"Perhaps seeing mangled limbs, decomposing body parts, and blood baths in that controlled movie-going experience provides some weird level of comfort, disguised as excitement," says Sellers. He hints toward the excitation transfer theory, which experts often use to explain our attraction to scary movies. Our heart rates, blood pressure, and respiration increase when viewing a frightening film. This physiological arousal lingers after a movie ends. People tend to subconsciously associate this intense physical reaction as a rush of excitement. That "disguised excitement," as Sellers called it, is frequently what keeps people hooked on scary movies.

Kerr believes there can be benefits from viewing the macabre, but it depends on several factors: whether we are voluntarily choosing to view the material (did we purchase tickets to a movie or someplace like the Mutter Museum?), and if we can we stop engaging with the material at will (no one is forcing you to watch). "Depending on the context, this [horror movies] can help people confront some challenging ideas like their own mortality, or even help them understand and empathize with others, really tapping into the value and vulnerability of human life."
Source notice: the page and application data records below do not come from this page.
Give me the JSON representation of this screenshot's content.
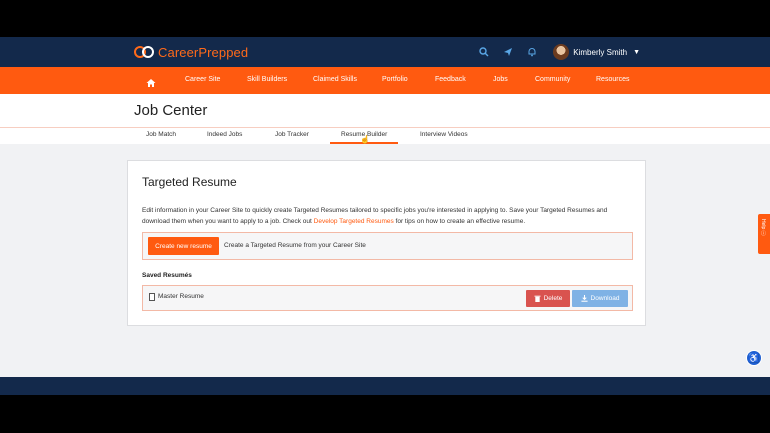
{
  "brand": {
    "name": "CareerPrepped"
  },
  "user": {
    "name": "Kimberly Smith"
  },
  "nav": {
    "items": [
      "Career Site",
      "Skill Builders",
      "Claimed Skills",
      "Portfolio",
      "Feedback",
      "Jobs",
      "Community",
      "Resources"
    ]
  },
  "page": {
    "title": "Job Center",
    "tabs": [
      "Job Match",
      "Indeed Jobs",
      "Job Tracker",
      "Resume Builder",
      "Interview Videos"
    ],
    "active_tab": "Resume Builder"
  },
  "card": {
    "title": "Targeted Resume",
    "desc_part1": "Edit information in your Career Site to quickly create Targeted Resumes tailored to specific jobs you're interested in applying to. Save your Targeted Resumes and download them when you want to apply to a job. Check out ",
    "desc_link": "Develop Targeted Resumes",
    "desc_part2": " for tips on how to create an effective resume.",
    "create_button": "Create new resume",
    "create_text": "Create a Targeted Resume from your Career Site",
    "saved_label": "Saved Resumés",
    "saved": [
      {
        "name": "Master Resume",
        "delete_label": "Delete",
        "download_label": "Download"
      }
    ]
  },
  "feedback_tab": {
    "label": "Help ⓘ"
  },
  "colors": {
    "accent": "#ff5a10",
    "navy": "#13294b",
    "danger": "#d9534f",
    "info": "#7fb2e5"
  },
  "icons": [
    "search-icon",
    "send-icon",
    "bell-icon",
    "home-icon",
    "document-icon",
    "trash-icon",
    "download-icon",
    "accessibility-icon"
  ]
}
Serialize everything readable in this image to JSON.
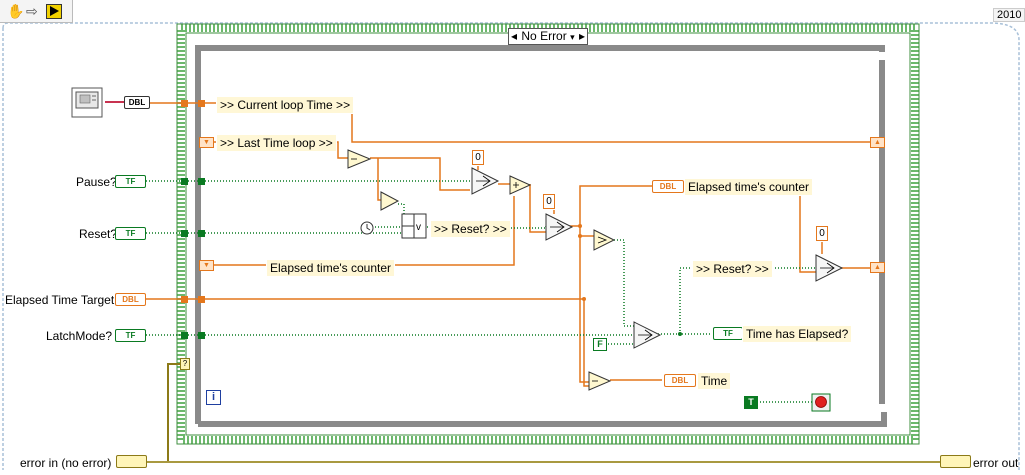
{
  "toolbar": {
    "icons": [
      "hand-icon",
      "arrow-icon",
      "run-icon"
    ]
  },
  "version_label": "2010",
  "case_selector": {
    "value": "No Error"
  },
  "controls_left": [
    {
      "label": "Pause?",
      "type": "TF"
    },
    {
      "label": "Reset?",
      "type": "TF"
    },
    {
      "label": "Elapsed Time Target",
      "type": "DBL"
    },
    {
      "label": "LatchMode?",
      "type": "TF"
    },
    {
      "label": "error in (no error)",
      "type": "cluster"
    }
  ],
  "tick_terminal": "DBL",
  "shift_labels": {
    "current_loop": ">> Current loop Time >>",
    "last_loop": ">> Last Time loop >>",
    "elapsed_counter_in": "Elapsed time's counter",
    "elapsed_counter_out": "Elapsed time's counter",
    "reset_in": ">> Reset? >>",
    "reset_out": ">> Reset? >>"
  },
  "constants": {
    "zero_1": "0",
    "zero_2": "0",
    "zero_3": "0",
    "false_const": "F",
    "true_const": "T"
  },
  "outputs": [
    {
      "label": "Time has Elapsed?",
      "type": "TF"
    },
    {
      "label": "Time",
      "type": "DBL"
    },
    {
      "label": "error out",
      "type": "cluster"
    }
  ],
  "loop_index": "i",
  "case_query": "?",
  "colors": {
    "numeric": "#e4771c",
    "boolean": "#0a7a22",
    "error": "#8c7a18",
    "loop_border": "#7a7a7a",
    "case_border": "#8fce8f"
  }
}
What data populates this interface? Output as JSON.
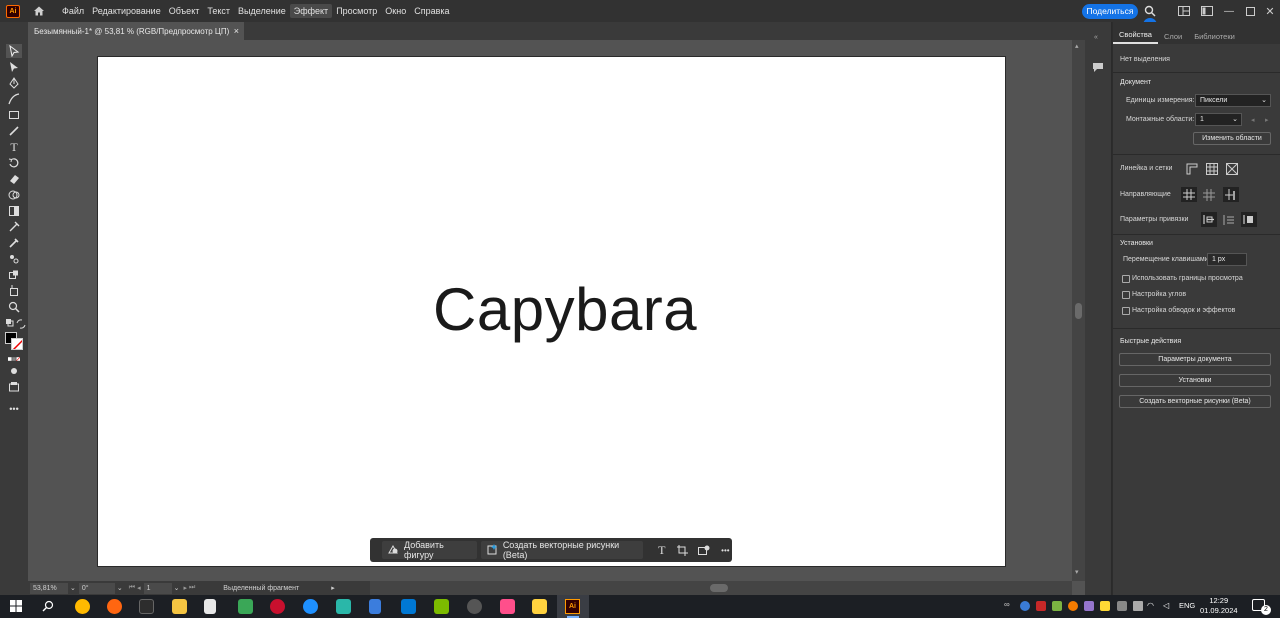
{
  "app": {
    "logo": "Ai",
    "brand_color": "#ff9a00",
    "accent_color": "#1473e6"
  },
  "menu": {
    "items": [
      "Файл",
      "Редактирование",
      "Объект",
      "Текст",
      "Выделение",
      "Эффект",
      "Просмотр",
      "Окно",
      "Справка"
    ],
    "active_item": "Эффект",
    "share_label": "Поделиться"
  },
  "document": {
    "tab_title": "Безымянный-1* @ 53,81 % (RGB/Предпросмотр ЦП)",
    "close_glyph": "×",
    "artboard_text": "Capybara"
  },
  "context_bar": {
    "add_shape_label": "Добавить фигуру",
    "create_vector_label": "Создать векторные рисунки (Beta)",
    "more_glyph": "•••"
  },
  "status_bar": {
    "zoom": "53,81%",
    "rotation": "0°",
    "artboard_number": "1",
    "mode": "Выделенный фрагмент"
  },
  "panel": {
    "tabs": [
      "Свойства",
      "Слои",
      "Библиотеки"
    ],
    "active_tab": "Свойства",
    "no_selection": "Нет выделения",
    "document_header": "Документ",
    "units_label": "Единицы измерения:",
    "units_value": "Пиксели",
    "artboards_label": "Монтажные области:",
    "artboards_value": "1",
    "edit_artboards_button": "Изменить области",
    "rulers_grids_label": "Линейка и сетки",
    "guides_label": "Направляющие",
    "snap_label": "Параметры привязки",
    "prefs_header": "Установки",
    "keyboard_increment_label": "Перемещение клавишами:",
    "keyboard_increment_value": "1 px",
    "checkboxes": [
      "Использовать границы просмотра",
      "Настройка углов",
      "Настройка обводок и эффектов"
    ],
    "quick_actions_header": "Быстрые действия",
    "quick_actions": [
      "Параметры документа",
      "Установки",
      "Создать векторные рисунки (Beta)"
    ]
  },
  "taskbar": {
    "language": "ENG",
    "time": "12:29",
    "date": "01.09.2024",
    "notification_count": "2"
  }
}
But how much gore is too much? "Unfortunately, there's no easy go-to answer," says Kerr." "The point at which it becomes bad or dangerous depends on the individual, their motivations, the purpose the viewing is serving, and so on."

Saltz says the person concerned with where to draw the line is not the person to worry about. "The person for whom repetitive viewing of gore is going to be a problem isn't really concerned about a line," she explains. "This leans toward the sociopathic, in the sense that they are lacking somewhat in empathy and lacking somewhat in the self-control needed for following rules." These sadistic rulebreakers, like serial killer, Charles Manson, or fictional murderer, Jigsaw, derive pleasure from causing other people pain.

And, yes, even horror filmmakers believe there is a line in how far the gore should go. "There have been some horror films that have crossed the line and are just too gory or too violent and those are films that disturb more than frighten or excite," says Peter Paul Basler, a Swiss-American director and producer. He cites the first episode of season seven of The Walking Dead, which killed off two main characters in an extremely gory way and sparked outrage with fans and watchdog groups.

"I think if filmmaking is done right, than perhaps it's okay to be fixated on the gory scenes because those are the scenes that pay off the building suspense," Sellers says. The infamous shower scene in Psycho, which is a well-known and celebrated scene, is a perfect example. "It's so powerful because of all the suspense that leads to it, and as for the murder itself, and the gore, it's as much about what you don't see as what you're shown," he adds.